━━━━━ DATA FOR THE TASK ━━━━━

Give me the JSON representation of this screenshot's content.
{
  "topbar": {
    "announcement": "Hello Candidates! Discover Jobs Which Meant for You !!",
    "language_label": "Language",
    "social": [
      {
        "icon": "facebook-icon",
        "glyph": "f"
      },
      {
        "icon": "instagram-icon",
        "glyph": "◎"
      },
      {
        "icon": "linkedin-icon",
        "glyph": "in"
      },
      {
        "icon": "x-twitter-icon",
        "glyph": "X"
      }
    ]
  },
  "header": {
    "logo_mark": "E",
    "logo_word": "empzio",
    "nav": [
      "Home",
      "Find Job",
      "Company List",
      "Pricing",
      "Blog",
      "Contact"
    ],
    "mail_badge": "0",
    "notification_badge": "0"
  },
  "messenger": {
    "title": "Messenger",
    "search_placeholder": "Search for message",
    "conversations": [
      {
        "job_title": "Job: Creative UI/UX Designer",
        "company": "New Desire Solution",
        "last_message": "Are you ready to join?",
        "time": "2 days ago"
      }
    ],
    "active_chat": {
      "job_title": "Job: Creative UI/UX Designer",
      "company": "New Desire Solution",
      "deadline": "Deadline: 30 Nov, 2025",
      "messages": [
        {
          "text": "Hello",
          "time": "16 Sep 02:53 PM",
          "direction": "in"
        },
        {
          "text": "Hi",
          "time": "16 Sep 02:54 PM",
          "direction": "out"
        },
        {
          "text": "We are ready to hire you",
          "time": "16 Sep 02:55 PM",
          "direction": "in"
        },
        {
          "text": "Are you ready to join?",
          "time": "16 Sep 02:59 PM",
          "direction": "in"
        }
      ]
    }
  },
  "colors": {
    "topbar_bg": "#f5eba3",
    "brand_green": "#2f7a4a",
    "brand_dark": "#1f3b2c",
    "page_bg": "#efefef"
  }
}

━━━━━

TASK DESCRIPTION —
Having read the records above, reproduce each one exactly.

REPLY TO THE TASK —
Give me the JSON representation of this screenshot's content.
{
  "topbar": {
    "announcement": "Hello Candidates! Discover Jobs Which Meant for You !!",
    "language_label": "Language",
    "social": [
      {
        "icon": "facebook-icon",
        "glyph": "f"
      },
      {
        "icon": "instagram-icon",
        "glyph": "◎"
      },
      {
        "icon": "linkedin-icon",
        "glyph": "in"
      },
      {
        "icon": "x-twitter-icon",
        "glyph": "X"
      }
    ]
  },
  "header": {
    "logo_mark": "E",
    "logo_word": "empzio",
    "nav": [
      "Home",
      "Find Job",
      "Company List",
      "Pricing",
      "Blog",
      "Contact"
    ],
    "mail_badge": "0",
    "notification_badge": "0"
  },
  "messenger": {
    "title": "Messenger",
    "search_placeholder": "Search for message",
    "conversations": [
      {
        "job_title": "Job: Creative UI/UX Designer",
        "company": "New Desire Solution",
        "last_message": "Are you ready to join?",
        "time": "2 days ago"
      }
    ],
    "active_chat": {
      "job_title": "Job: Creative UI/UX Designer",
      "company": "New Desire Solution",
      "deadline": "Deadline: 30 Nov, 2025",
      "messages": [
        {
          "text": "Hello",
          "time": "16 Sep 02:53 PM",
          "direction": "in"
        },
        {
          "text": "Hi",
          "time": "16 Sep 02:54 PM",
          "direction": "out"
        },
        {
          "text": "We are ready to hire you",
          "time": "16 Sep 02:55 PM",
          "direction": "in"
        },
        {
          "text": "Are you ready to join?",
          "time": "16 Sep 02:59 PM",
          "direction": "in"
        }
      ]
    }
  },
  "colors": {
    "topbar_bg": "#f5eba3",
    "brand_green": "#2f7a4a",
    "brand_dark": "#1f3b2c",
    "page_bg": "#efefef"
  }
}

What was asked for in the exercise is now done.